You may also want to consider whether the software will be hosted on the web or the cloud. Cloud and web-based software both store data on the cloud, but the difference is in the way that you access the data. Cloud software tends to be more secure since there are extra steps of authentication when you connect to the server through RDP and VPN. With web-based software, the only extra step might be 2FA if the company happens to offer it. Also, with cloud-based software you are logging into the vendor's IP address, whereas with web-based software you are using your own IP address.  The ability to use your vendor's IP address gives cloud-based software the advantage of being single-tenant software,  meaning that you can get your own instance of the software which then paves the way for customization.

It’s also important to determine the cost structure of maintenance, and whether or not maintenance fees are included within the software’s monthly fees. Will maintenance fees just include bug fixes or upgrades to the software as well? Consider things like the cost, quality, and frequency of upgrades. Ideally, you want to look for a vendor that makes upgrades at least once a year without an additional cost.

Ongoing Dependability

A primary concern amongst decision-makers when evaluating software vendors is determining whether the software will be supported in the long run as well as how it will be supported. Working with larger businesses that have resources and investors in place to ensure the business is around might seem like less of a risk in the long run. However, it comes with its own set of complications, such as discontinued products. Although some small companies might come and go, so too can specific products offered by large vendors. In both situations, it is important to evaluate whether or not the product you are seeking is still supported and likely to be around for a while. Ensure that the product’s source code is in escrow, and get a sense of whether or not the product will be sunsetted soon.

It’s not only important to make sure that the software will be supported but to make sure that the vendor supports you like a partner, as opposed to having a transactional relationship. Having a partner relationship with your vendor means that your vendor and your company are mutually committed to each other’s success and growth. A vendor who is your partner will really take the time to get to know your business on a deeper level and help provide quality support, customization, business advice and so much more.


It's no coincidence that costs are the last factor to consider during the software vendor evaluation process. Although it can be easy to select the least expensive proposal when selecting a software vendor, never should the decision be made on cost alone. Knowing what you’re paying for and evaluating the hidden costs is more important. The most important factor when it comes to evaluating vendor costs is to make sure you are comparing “apples to apples”. It is essential that you understand each proposal cost and compare them across vendors, and determine what the implementation process will look like. Is training scheduled for a few days or a few hours? Will the vendor do the data migration or is that left to the customer? Differences in these services will drastically impact the costs and success of an implementation, and these details tend to vary widely from one vendor to the next.

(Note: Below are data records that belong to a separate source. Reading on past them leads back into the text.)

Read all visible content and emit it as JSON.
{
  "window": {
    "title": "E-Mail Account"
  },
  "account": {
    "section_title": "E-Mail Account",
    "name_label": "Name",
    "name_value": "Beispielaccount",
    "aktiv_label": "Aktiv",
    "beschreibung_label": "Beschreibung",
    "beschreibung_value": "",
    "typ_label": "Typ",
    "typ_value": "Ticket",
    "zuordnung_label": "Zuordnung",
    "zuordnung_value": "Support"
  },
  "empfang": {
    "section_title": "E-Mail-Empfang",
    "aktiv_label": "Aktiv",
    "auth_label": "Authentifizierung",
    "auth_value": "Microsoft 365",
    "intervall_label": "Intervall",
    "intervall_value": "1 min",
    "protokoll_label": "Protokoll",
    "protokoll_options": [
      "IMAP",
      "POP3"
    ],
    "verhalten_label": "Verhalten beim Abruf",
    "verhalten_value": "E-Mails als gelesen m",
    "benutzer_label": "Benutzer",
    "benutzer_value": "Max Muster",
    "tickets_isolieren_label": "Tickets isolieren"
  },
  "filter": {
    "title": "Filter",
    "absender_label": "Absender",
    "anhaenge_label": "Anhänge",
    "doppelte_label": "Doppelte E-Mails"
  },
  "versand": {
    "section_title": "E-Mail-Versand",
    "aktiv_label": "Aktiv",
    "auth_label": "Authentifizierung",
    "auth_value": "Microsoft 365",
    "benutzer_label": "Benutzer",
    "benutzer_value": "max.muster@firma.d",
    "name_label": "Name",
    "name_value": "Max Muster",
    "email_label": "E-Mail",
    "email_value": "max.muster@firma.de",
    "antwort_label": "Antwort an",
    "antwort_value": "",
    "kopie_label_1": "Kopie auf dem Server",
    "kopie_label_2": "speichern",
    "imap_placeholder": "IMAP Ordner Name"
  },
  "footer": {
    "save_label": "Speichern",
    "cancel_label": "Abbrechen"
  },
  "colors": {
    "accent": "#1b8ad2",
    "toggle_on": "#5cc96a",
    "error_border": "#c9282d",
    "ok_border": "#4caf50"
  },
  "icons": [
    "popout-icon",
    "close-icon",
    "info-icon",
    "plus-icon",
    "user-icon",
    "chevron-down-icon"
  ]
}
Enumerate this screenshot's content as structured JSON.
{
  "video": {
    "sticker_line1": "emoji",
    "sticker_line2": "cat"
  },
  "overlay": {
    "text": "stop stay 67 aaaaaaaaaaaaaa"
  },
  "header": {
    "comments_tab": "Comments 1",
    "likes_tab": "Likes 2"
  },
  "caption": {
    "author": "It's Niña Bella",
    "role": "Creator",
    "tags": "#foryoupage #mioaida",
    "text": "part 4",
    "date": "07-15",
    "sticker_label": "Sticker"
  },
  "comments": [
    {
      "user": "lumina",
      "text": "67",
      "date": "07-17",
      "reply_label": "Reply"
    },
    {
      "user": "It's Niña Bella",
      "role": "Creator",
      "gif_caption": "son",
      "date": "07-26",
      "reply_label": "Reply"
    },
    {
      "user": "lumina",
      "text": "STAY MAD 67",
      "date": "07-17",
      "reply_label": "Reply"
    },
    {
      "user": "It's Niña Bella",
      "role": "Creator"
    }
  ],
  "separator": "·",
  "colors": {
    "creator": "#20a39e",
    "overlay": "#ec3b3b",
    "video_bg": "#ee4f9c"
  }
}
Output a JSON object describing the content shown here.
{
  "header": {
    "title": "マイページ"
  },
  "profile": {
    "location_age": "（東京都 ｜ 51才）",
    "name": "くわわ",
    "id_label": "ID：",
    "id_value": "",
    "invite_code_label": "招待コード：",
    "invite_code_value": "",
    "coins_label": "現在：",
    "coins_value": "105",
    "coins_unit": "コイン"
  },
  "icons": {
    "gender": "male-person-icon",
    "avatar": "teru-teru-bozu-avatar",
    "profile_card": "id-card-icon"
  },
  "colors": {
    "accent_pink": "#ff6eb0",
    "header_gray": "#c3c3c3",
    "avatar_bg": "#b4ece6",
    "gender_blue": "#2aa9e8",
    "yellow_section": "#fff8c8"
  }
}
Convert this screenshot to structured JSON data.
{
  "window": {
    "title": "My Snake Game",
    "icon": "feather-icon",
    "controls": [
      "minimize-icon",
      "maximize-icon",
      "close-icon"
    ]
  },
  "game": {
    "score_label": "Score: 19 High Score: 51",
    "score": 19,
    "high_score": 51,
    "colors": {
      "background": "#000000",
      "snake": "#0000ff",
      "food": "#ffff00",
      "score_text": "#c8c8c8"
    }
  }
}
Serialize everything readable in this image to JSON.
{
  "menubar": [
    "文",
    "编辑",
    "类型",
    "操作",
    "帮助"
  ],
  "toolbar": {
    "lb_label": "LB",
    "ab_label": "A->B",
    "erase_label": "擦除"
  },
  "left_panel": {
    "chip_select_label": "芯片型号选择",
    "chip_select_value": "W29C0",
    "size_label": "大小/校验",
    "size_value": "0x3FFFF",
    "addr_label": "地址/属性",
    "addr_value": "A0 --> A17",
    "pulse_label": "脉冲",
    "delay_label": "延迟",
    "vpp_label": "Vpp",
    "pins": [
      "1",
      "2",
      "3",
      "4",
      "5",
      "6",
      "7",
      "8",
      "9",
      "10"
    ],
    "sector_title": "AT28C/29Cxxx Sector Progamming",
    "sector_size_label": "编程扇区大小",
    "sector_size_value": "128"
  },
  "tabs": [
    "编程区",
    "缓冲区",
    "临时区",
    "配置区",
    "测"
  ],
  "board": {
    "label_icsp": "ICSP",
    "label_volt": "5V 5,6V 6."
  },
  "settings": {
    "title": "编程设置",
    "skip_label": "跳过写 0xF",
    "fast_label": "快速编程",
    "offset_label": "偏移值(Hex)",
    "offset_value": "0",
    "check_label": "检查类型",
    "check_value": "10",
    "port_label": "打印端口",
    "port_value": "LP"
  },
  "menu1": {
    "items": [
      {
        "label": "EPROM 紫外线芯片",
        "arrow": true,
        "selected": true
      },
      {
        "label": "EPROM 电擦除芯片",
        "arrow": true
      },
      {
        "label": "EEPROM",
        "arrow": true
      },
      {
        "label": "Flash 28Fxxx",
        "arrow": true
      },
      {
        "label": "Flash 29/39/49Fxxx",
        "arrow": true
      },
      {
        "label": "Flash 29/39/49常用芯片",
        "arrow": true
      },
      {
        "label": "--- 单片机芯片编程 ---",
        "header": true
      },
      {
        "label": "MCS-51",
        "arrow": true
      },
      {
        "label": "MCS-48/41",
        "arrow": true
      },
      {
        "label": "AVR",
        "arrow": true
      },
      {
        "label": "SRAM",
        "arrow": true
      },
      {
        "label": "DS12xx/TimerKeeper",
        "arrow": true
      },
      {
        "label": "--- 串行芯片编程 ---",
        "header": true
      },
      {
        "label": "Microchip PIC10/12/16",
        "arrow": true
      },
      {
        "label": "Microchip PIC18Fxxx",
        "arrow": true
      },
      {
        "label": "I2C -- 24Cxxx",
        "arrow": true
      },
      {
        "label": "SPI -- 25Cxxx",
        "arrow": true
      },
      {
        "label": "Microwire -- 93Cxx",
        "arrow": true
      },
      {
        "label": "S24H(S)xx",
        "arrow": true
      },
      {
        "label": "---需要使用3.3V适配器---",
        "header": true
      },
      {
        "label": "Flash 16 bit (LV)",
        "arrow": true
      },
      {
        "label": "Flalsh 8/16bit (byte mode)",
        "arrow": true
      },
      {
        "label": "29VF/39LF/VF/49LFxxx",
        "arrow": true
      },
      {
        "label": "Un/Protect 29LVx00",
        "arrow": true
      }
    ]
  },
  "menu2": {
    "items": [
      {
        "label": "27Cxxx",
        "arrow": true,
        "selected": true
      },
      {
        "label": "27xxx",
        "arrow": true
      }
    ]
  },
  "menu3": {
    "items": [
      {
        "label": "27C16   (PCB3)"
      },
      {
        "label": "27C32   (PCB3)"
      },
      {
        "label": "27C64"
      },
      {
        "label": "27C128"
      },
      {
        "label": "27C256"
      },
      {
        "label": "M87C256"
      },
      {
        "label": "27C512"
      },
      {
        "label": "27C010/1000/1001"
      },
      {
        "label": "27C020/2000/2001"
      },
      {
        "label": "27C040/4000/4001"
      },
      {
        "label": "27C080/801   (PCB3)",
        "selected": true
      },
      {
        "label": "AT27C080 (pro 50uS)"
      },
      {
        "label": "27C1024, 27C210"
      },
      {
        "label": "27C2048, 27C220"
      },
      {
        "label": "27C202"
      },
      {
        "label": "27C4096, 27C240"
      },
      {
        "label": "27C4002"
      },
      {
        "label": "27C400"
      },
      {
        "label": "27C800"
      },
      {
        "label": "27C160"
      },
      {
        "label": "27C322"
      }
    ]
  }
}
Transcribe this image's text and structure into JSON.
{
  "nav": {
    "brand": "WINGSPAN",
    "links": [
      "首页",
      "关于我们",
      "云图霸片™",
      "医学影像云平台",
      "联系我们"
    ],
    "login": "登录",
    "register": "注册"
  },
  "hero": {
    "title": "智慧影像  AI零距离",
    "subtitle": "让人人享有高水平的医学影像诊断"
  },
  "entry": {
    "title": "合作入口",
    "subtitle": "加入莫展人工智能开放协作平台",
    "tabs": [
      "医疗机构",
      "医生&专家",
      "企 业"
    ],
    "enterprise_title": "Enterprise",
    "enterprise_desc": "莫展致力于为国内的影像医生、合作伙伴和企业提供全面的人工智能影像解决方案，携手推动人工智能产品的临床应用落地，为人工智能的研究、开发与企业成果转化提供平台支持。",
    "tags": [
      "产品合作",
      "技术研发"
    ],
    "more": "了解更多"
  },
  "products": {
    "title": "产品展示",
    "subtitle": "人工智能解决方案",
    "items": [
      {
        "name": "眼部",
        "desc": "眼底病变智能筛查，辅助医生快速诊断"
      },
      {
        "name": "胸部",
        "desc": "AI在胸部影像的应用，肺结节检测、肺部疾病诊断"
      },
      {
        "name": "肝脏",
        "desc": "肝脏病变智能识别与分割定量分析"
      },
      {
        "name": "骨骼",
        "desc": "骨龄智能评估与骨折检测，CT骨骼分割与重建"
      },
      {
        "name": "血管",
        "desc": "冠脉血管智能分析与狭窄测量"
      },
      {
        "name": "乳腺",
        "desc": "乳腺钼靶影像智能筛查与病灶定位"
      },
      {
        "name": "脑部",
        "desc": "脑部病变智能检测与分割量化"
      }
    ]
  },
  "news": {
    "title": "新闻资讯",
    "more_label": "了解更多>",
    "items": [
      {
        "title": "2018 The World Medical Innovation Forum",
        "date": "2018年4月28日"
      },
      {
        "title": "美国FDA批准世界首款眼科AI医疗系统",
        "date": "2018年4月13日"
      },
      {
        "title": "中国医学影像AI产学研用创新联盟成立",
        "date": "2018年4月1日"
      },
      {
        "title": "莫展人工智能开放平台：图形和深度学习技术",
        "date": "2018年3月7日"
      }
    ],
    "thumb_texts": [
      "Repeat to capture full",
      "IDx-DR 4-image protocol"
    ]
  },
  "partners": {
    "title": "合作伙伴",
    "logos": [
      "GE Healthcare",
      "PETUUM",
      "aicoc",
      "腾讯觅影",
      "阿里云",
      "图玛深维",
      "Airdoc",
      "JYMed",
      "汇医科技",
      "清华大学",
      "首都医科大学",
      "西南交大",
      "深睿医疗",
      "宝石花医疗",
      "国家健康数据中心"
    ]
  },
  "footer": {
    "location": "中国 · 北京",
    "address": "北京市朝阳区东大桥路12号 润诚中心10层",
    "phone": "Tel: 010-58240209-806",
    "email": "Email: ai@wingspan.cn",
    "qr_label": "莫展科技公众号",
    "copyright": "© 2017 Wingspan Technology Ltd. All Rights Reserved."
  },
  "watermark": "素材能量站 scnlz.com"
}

Other cost considerations include multiple payment and pricing options to help ease the transition, and price discounts. Getting a price discount can provide relief from a large initial investment. However, you have to make sure you fully understand what the discount entails as these discounts are usually only available for year 1 with significant price increases going forward. Although some vendors will provide honest price discounts to help businesses afford all the necessary components, be wary of time-sensitive and unwarranted discounts. A time-sensitive discount may lead you to make a hasty decision without fully evaluating your options. An unwarranted discount such as one given “just because we like you” is often misleading and both types of discounts may cause the original cost to increase in the years to come. In any case, make sure you question the implications a discount has on future costs and read the fine print to get the full story.